→ REQUIRED WORK
Identify each line below that contains the word "true", and copy it out.
====
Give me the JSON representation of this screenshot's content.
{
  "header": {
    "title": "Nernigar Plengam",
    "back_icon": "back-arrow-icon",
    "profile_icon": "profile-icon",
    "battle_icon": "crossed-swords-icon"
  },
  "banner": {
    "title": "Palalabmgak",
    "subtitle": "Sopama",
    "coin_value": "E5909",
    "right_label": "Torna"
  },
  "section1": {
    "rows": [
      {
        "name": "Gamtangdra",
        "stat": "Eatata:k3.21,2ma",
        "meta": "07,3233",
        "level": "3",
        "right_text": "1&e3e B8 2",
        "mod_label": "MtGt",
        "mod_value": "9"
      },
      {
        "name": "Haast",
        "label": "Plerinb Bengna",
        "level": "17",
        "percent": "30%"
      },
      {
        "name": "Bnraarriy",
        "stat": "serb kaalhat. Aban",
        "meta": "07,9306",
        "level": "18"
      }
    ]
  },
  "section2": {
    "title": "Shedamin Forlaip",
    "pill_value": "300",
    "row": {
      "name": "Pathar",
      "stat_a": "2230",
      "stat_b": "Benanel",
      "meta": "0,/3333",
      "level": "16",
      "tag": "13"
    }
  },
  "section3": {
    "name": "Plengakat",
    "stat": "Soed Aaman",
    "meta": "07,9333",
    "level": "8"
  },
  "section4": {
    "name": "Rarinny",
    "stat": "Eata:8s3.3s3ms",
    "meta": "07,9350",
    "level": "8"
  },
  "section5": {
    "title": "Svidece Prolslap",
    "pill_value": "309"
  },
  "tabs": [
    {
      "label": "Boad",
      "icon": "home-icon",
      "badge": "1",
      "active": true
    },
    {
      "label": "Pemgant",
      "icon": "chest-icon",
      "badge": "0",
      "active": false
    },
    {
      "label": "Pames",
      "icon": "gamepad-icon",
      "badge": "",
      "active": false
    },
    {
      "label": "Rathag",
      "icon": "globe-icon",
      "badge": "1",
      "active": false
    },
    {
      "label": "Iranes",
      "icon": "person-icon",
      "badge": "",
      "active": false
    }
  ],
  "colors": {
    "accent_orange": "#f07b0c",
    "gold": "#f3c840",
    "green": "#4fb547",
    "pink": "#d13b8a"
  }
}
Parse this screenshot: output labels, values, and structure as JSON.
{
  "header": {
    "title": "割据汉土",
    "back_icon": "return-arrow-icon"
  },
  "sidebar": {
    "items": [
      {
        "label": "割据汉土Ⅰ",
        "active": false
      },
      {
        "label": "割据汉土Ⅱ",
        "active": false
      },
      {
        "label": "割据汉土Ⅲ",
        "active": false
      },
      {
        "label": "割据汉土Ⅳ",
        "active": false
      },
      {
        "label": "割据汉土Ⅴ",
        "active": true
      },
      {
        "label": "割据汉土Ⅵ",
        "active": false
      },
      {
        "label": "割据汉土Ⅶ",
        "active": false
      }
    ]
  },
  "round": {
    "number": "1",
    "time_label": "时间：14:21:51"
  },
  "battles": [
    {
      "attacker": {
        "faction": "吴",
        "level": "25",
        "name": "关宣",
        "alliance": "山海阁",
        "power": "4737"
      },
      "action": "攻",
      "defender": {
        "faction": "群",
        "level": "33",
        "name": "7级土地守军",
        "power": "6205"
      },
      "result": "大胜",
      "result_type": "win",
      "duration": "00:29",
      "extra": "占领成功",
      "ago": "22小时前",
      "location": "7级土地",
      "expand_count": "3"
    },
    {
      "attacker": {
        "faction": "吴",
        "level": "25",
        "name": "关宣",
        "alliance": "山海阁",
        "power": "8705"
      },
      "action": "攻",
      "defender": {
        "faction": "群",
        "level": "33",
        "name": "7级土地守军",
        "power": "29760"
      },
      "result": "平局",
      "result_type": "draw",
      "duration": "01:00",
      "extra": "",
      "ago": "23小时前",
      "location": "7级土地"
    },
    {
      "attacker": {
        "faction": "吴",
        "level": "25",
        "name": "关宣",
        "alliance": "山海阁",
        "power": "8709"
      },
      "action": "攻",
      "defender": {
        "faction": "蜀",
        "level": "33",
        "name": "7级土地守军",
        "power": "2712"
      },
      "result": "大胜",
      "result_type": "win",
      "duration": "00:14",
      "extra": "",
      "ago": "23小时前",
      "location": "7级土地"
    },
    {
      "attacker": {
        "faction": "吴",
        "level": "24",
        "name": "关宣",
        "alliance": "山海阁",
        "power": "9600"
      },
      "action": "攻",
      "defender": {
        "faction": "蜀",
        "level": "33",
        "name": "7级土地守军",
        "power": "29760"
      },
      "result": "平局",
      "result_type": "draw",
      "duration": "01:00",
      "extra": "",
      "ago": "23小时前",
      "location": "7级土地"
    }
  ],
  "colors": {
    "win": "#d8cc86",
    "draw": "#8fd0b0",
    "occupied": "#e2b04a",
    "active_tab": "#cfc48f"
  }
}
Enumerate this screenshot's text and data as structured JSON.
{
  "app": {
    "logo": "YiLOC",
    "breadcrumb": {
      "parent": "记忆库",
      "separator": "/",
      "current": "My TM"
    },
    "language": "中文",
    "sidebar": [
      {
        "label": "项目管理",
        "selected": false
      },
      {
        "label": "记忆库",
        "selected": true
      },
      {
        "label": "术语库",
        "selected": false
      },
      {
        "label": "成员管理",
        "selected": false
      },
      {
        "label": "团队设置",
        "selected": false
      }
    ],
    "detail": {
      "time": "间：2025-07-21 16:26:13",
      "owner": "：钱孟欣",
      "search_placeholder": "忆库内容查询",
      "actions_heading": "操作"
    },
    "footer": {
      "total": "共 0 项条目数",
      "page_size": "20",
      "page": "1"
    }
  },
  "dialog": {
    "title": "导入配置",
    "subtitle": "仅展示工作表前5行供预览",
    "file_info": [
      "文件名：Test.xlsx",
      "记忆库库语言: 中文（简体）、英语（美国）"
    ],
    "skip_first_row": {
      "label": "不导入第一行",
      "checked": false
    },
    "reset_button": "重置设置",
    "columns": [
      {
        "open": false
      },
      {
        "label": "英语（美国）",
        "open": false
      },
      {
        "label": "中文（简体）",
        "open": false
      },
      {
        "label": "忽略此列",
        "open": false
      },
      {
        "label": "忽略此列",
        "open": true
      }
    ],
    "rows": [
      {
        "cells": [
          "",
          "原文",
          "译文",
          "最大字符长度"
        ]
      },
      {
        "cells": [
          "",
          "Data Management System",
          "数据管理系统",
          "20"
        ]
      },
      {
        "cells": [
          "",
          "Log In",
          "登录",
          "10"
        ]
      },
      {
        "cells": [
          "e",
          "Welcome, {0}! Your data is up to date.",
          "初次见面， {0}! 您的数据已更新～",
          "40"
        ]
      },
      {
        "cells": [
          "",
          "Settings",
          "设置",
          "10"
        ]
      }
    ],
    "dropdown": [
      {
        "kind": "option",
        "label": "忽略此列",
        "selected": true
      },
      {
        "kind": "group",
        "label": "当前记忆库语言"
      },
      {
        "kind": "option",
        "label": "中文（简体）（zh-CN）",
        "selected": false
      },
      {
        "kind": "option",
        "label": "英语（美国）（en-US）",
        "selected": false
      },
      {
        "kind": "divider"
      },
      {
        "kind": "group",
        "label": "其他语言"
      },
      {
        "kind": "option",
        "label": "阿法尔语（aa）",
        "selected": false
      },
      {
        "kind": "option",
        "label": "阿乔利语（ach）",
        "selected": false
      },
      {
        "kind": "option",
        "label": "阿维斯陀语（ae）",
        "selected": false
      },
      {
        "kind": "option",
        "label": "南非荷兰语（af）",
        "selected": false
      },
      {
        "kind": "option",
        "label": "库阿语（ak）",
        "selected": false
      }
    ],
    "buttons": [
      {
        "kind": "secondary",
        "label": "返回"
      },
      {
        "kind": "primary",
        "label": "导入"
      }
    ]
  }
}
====
→ ANSWER TO THIS TASK
      "active": true
        "active": true
        "selected": true
        "open": true
        "selected": true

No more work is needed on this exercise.